> **TASK DESCRIPTION**
Output all records below verbatim.

[Dataset rows for apps and sites]
----------------
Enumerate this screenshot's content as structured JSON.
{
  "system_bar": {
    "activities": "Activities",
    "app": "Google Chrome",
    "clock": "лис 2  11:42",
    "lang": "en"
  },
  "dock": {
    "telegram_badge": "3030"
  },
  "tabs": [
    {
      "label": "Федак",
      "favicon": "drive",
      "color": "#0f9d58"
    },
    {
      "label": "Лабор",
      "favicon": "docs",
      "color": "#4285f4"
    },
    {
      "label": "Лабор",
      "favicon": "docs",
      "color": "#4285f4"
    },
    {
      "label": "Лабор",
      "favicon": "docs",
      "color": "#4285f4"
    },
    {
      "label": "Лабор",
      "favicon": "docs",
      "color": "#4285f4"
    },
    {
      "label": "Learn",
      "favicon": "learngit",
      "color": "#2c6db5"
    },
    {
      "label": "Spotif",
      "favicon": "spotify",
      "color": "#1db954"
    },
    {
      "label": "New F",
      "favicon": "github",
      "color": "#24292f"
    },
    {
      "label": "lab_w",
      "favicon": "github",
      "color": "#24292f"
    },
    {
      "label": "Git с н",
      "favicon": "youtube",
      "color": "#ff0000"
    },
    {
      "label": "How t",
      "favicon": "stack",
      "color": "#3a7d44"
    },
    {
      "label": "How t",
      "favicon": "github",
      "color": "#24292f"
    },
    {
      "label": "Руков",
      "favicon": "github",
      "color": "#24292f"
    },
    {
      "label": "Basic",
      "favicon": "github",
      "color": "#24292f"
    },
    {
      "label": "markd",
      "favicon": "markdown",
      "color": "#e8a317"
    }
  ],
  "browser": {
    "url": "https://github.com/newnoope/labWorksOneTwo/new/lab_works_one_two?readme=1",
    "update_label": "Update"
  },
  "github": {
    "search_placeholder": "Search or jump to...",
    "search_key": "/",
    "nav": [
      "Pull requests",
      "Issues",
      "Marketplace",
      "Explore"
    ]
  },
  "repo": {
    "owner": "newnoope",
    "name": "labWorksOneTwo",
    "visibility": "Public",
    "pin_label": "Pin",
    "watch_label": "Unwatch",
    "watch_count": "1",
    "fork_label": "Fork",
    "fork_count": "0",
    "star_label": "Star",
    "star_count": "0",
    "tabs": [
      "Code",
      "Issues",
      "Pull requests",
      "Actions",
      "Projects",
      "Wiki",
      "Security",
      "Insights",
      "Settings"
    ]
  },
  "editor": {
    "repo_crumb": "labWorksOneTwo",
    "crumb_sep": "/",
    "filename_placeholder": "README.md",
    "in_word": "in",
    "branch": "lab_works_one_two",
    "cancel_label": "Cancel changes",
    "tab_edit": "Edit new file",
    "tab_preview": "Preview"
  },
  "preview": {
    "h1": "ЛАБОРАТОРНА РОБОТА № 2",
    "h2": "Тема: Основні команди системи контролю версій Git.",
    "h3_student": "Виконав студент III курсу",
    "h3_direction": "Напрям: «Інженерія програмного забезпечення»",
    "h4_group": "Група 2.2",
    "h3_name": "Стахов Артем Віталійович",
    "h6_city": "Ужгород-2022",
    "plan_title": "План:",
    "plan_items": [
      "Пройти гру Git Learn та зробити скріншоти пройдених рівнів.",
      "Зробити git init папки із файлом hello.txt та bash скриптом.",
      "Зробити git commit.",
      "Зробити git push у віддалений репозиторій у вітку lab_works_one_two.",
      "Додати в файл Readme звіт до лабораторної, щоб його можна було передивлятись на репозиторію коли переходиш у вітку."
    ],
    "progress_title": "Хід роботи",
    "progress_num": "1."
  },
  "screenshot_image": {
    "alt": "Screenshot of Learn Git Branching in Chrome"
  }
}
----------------
> **SOLVED PROBLEM**
Enumerate this screenshot's content as structured JSON.
{
  "system_bar": {
    "activities": "Activities",
    "app": "Google Chrome",
    "clock": "лис 2  11:42",
    "lang": "en"
  },
  "dock": {
    "telegram_badge": "3030"
  },
  "tabs": [
    {
      "label": "Федак",
      "favicon": "drive",
      "color": "#0f9d58"
    },
    {
      "label": "Лабор",
      "favicon": "docs",
      "color": "#4285f4"
    },
    {
      "label": "Лабор",
      "favicon": "docs",
      "color": "#4285f4"
    },
    {
      "label": "Лабор",
      "favicon": "docs",
      "color": "#4285f4"
    },
    {
      "label": "Лабор",
      "favicon": "docs",
      "color": "#4285f4"
    },
    {
      "label": "Learn",
      "favicon": "learngit",
      "color": "#2c6db5"
    },
    {
      "label": "Spotif",
      "favicon": "spotify",
      "color": "#1db954"
    },
    {
      "label": "New F",
      "favicon": "github",
      "color": "#24292f"
    },
    {
      "label": "lab_w",
      "favicon": "github",
      "color": "#24292f"
    },
    {
      "label": "Git с н",
      "favicon": "youtube",
      "color": "#ff0000"
    },
    {
      "label": "How t",
      "favicon": "stack",
      "color": "#3a7d44"
    },
    {
      "label": "How t",
      "favicon": "github",
      "color": "#24292f"
    },
    {
      "label": "Руков",
      "favicon": "github",
      "color": "#24292f"
    },
    {
      "label": "Basic",
      "favicon": "github",
      "color": "#24292f"
    },
    {
      "label": "markd",
      "favicon": "markdown",
      "color": "#e8a317"
    }
  ],
  "browser": {
    "url": "https://github.com/newnoope/labWorksOneTwo/new/lab_works_one_two?readme=1",
    "update_label": "Update"
  },
  "github": {
    "search_placeholder": "Search or jump to...",
    "search_key": "/",
    "nav": [
      "Pull requests",
      "Issues",
      "Marketplace",
      "Explore"
    ]
  },
  "repo": {
    "owner": "newnoope",
    "name": "labWorksOneTwo",
    "visibility": "Public",
    "pin_label": "Pin",
    "watch_label": "Unwatch",
    "watch_count": "1",
    "fork_label": "Fork",
    "fork_count": "0",
    "star_label": "Star",
    "star_count": "0",
    "tabs": [
      "Code",
      "Issues",
      "Pull requests",
      "Actions",
      "Projects",
      "Wiki",
      "Security",
      "Insights",
      "Settings"
    ]
  },
  "editor": {
    "repo_crumb": "labWorksOneTwo",
    "crumb_sep": "/",
    "filename_placeholder": "README.md",
    "in_word": "in",
    "branch": "lab_works_one_two",
    "cancel_label": "Cancel changes",
    "tab_edit": "Edit new file",
    "tab_preview": "Preview"
  },
  "preview": {
    "h1": "ЛАБОРАТОРНА РОБОТА № 2",
    "h2": "Тема: Основні команди системи контролю версій Git.",
    "h3_student": "Виконав студент III курсу",
    "h3_direction": "Напрям: «Інженерія програмного забезпечення»",
    "h4_group": "Група 2.2",
    "h3_name": "Стахов Артем Віталійович",
    "h6_city": "Ужгород-2022",
    "plan_title": "План:",
    "plan_items": [
      "Пройти гру Git Learn та зробити скріншоти пройдених рівнів.",
      "Зробити git init папки із файлом hello.txt та bash скриптом.",
      "Зробити git commit.",
      "Зробити git push у віддалений репозиторій у вітку lab_works_one_two.",
      "Додати в файл Readme звіт до лабораторної, щоб його можна було передивлятись на репозиторію коли переходиш у вітку."
    ],
    "progress_title": "Хід роботи",
    "progress_num": "1."
  },
  "screenshot_image": {
    "alt": "Screenshot of Learn Git Branching in Chrome"
  }
}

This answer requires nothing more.